[TASK DIRECTIONS]:
Please give back the listing below word for word, without the images.

[PROVIDED DATA]:
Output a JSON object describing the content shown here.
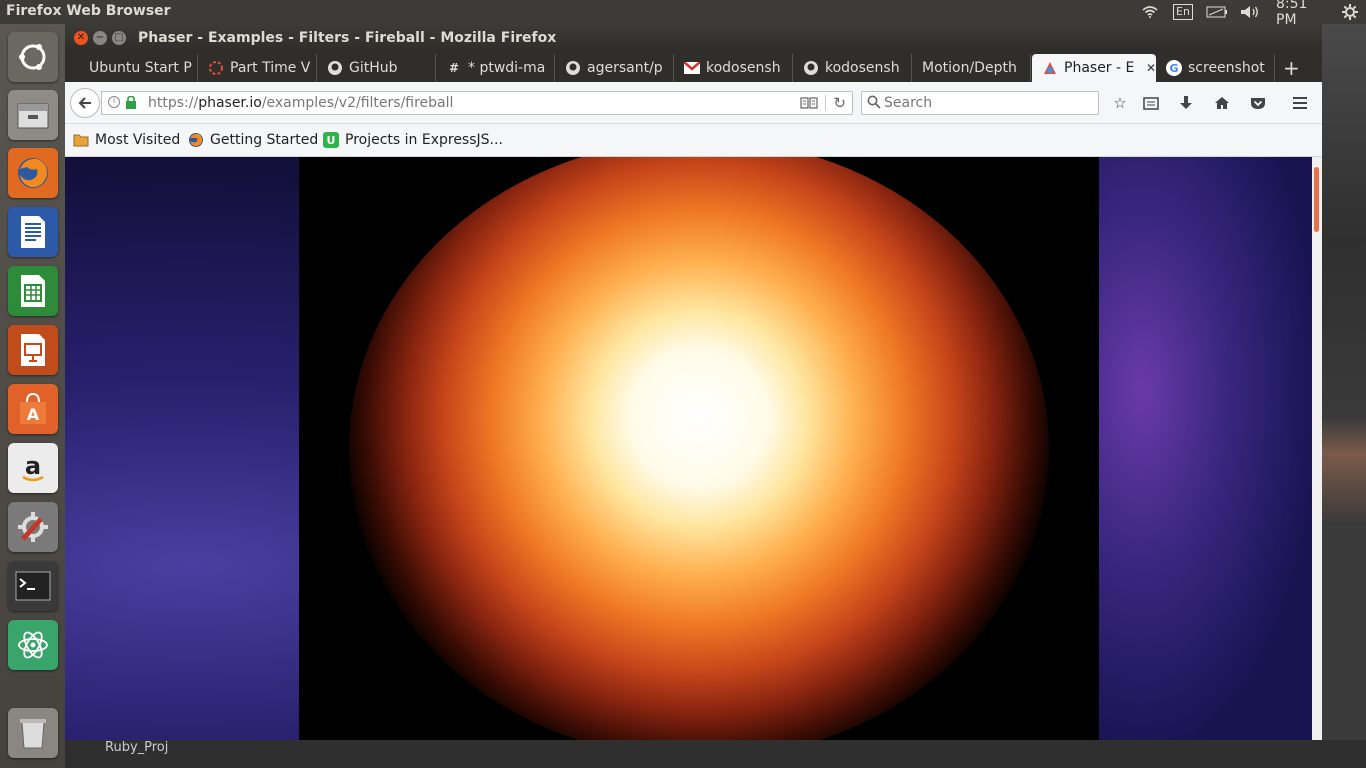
{
  "topbar": {
    "app_title": "Firefox Web Browser",
    "keyboard_layout": "En",
    "clock": "8:51 PM"
  },
  "window": {
    "title": "Phaser - Examples - Filters - Fireball - Mozilla Firefox"
  },
  "tabs": [
    {
      "label": "Ubuntu Start P",
      "icon": "none"
    },
    {
      "label": "Part Time V",
      "icon": "spinner-icon"
    },
    {
      "label": "GitHub",
      "icon": "github-icon"
    },
    {
      "label": "* ptwdi-ma",
      "icon": "hash-icon"
    },
    {
      "label": "agersant/p",
      "icon": "github-icon"
    },
    {
      "label": "kodosensh",
      "icon": "gmail-icon"
    },
    {
      "label": "kodosensh",
      "icon": "github-icon"
    },
    {
      "label": "Motion/Depth",
      "icon": "none"
    },
    {
      "label": "Phaser - E",
      "icon": "phaser-icon"
    },
    {
      "label": "screenshot",
      "icon": "google-icon"
    }
  ],
  "navbar": {
    "url_prefix": "https://",
    "url_host": "phaser.io",
    "url_path": "/examples/v2/filters/fireball",
    "search_placeholder": "Search"
  },
  "bookmarks": [
    {
      "label": "Most Visited",
      "icon": "folder-icon"
    },
    {
      "label": "Getting Started",
      "icon": "firefox-icon"
    },
    {
      "label": "Projects in ExpressJS...",
      "icon": "udemy-icon"
    }
  ],
  "desktop": {
    "behind_label": "Ruby_Proj"
  },
  "launcher": [
    {
      "name": "ubuntu-dash"
    },
    {
      "name": "files"
    },
    {
      "name": "firefox"
    },
    {
      "name": "writer"
    },
    {
      "name": "calc"
    },
    {
      "name": "impress"
    },
    {
      "name": "software-center"
    },
    {
      "name": "amazon"
    },
    {
      "name": "system-settings"
    },
    {
      "name": "terminal"
    },
    {
      "name": "atom"
    },
    {
      "name": "trash"
    }
  ],
  "colors": {
    "ambiance_dark": "#3c3b37",
    "firefox_orange": "#e8704a",
    "space_purple": "#2a2170"
  }
}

[EXERCISE SOLUTION]:
Output a JSON object describing the content shown here.
{
  "topbar": {
    "app_title": "Firefox Web Browser",
    "keyboard_layout": "En",
    "clock": "8:51 PM"
  },
  "window": {
    "title": "Phaser - Examples - Filters - Fireball - Mozilla Firefox"
  },
  "tabs": [
    {
      "label": "Ubuntu Start P",
      "icon": "none"
    },
    {
      "label": "Part Time V",
      "icon": "spinner-icon"
    },
    {
      "label": "GitHub",
      "icon": "github-icon"
    },
    {
      "label": "* ptwdi-ma",
      "icon": "hash-icon"
    },
    {
      "label": "agersant/p",
      "icon": "github-icon"
    },
    {
      "label": "kodosensh",
      "icon": "gmail-icon"
    },
    {
      "label": "kodosensh",
      "icon": "github-icon"
    },
    {
      "label": "Motion/Depth",
      "icon": "none"
    },
    {
      "label": "Phaser - E",
      "icon": "phaser-icon"
    },
    {
      "label": "screenshot",
      "icon": "google-icon"
    }
  ],
  "navbar": {
    "url_prefix": "https://",
    "url_host": "phaser.io",
    "url_path": "/examples/v2/filters/fireball",
    "search_placeholder": "Search"
  },
  "bookmarks": [
    {
      "label": "Most Visited",
      "icon": "folder-icon"
    },
    {
      "label": "Getting Started",
      "icon": "firefox-icon"
    },
    {
      "label": "Projects in ExpressJS...",
      "icon": "udemy-icon"
    }
  ],
  "desktop": {
    "behind_label": "Ruby_Proj"
  },
  "launcher": [
    {
      "name": "ubuntu-dash"
    },
    {
      "name": "files"
    },
    {
      "name": "firefox"
    },
    {
      "name": "writer"
    },
    {
      "name": "calc"
    },
    {
      "name": "impress"
    },
    {
      "name": "software-center"
    },
    {
      "name": "amazon"
    },
    {
      "name": "system-settings"
    },
    {
      "name": "terminal"
    },
    {
      "name": "atom"
    },
    {
      "name": "trash"
    }
  ],
  "colors": {
    "ambiance_dark": "#3c3b37",
    "firefox_orange": "#e8704a",
    "space_purple": "#2a2170"
  }
}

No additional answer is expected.